Cooper, Stein want U.S. Supreme Court to drop review of Voter ID law

Cooper, Stein want U.S. Supreme Court to drop review of Voter ID law

RALEIGH, NC (AP/WECT) - North Carolina's new Democratic governor and attorney general say they are ending state efforts to persuade the U.S. Supreme Court to revive a GOP-backed voter ID law that was struck down by a lower court, but Republican lawmakers say they will continue pushing for the high court's review.
Former Republican Gov. Pat McCrory last year asked the Supreme Court to review an appeals court ruling that the elections law was unconstitutional because it targeted minority voters with "almost surgical precision" to discourage Democratic support and protect Republican dominance.
Gov. Roy Cooper and Attorney General Josh Stein said Tuesday they're withdrawing the petition for a high court review.

"We need to make it easier for people to exercise their right to vote, not harder, and I will not continue to waste time and money appealing this unconstitutional law," Governor Cooper said in a statement from his office. "It's time for North Carolina to stop fighting for this unfair, unconstitutional law and work instead to improve equal access for voters."

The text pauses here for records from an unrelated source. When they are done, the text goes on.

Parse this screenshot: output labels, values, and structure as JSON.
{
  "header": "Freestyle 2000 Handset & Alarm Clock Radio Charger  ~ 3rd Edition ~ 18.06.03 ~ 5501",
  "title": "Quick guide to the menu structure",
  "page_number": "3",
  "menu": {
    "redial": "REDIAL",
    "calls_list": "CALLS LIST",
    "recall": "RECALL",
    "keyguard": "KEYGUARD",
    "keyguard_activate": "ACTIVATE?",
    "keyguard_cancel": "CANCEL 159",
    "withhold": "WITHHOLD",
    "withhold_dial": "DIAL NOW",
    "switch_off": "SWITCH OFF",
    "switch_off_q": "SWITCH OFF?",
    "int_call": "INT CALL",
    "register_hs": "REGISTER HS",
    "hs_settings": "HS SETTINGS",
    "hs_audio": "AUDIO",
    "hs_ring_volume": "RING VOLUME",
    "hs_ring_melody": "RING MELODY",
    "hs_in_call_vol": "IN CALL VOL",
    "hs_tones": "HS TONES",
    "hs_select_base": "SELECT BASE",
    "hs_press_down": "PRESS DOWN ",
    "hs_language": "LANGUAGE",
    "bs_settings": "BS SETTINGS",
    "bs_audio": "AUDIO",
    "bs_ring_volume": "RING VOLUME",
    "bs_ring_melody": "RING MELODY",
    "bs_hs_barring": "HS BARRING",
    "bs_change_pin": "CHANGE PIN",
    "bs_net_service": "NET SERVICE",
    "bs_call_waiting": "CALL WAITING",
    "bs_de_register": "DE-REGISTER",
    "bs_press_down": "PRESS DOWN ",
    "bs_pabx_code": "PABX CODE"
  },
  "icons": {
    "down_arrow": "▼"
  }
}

"The right to vote is our most fundamental right," Stein said in an email news release from his office. "Voting is how people hold their government accountable. I support efforts to guarantee fair and honest elections, but those efforts should not be used as an excuse to make it harder for people to vote."

Republican legislative leaders said their attorneys would continue to push for it. The state elections board also could opt to continue.

"Roy Cooper's and Josh Stein's desperate and politically-motivated stunt to derail North Carolina's voter ID law is not only illegal, it also raises serious questions about whether they've allowed their own personal and political prejudices and conflicts of interest to cloud their professional judgment," said a joint statement released by Senate Leader Phil Berger (R-Rockingham) and House Speaker Tim Moore (R-Cleveland). "We expect the courts to reject this unethical stunt just as they did when Cooper tried the same trick in the 'Choose Life' license tag case."

Copyright 2017 The Associated Press. WECT contributed to this report.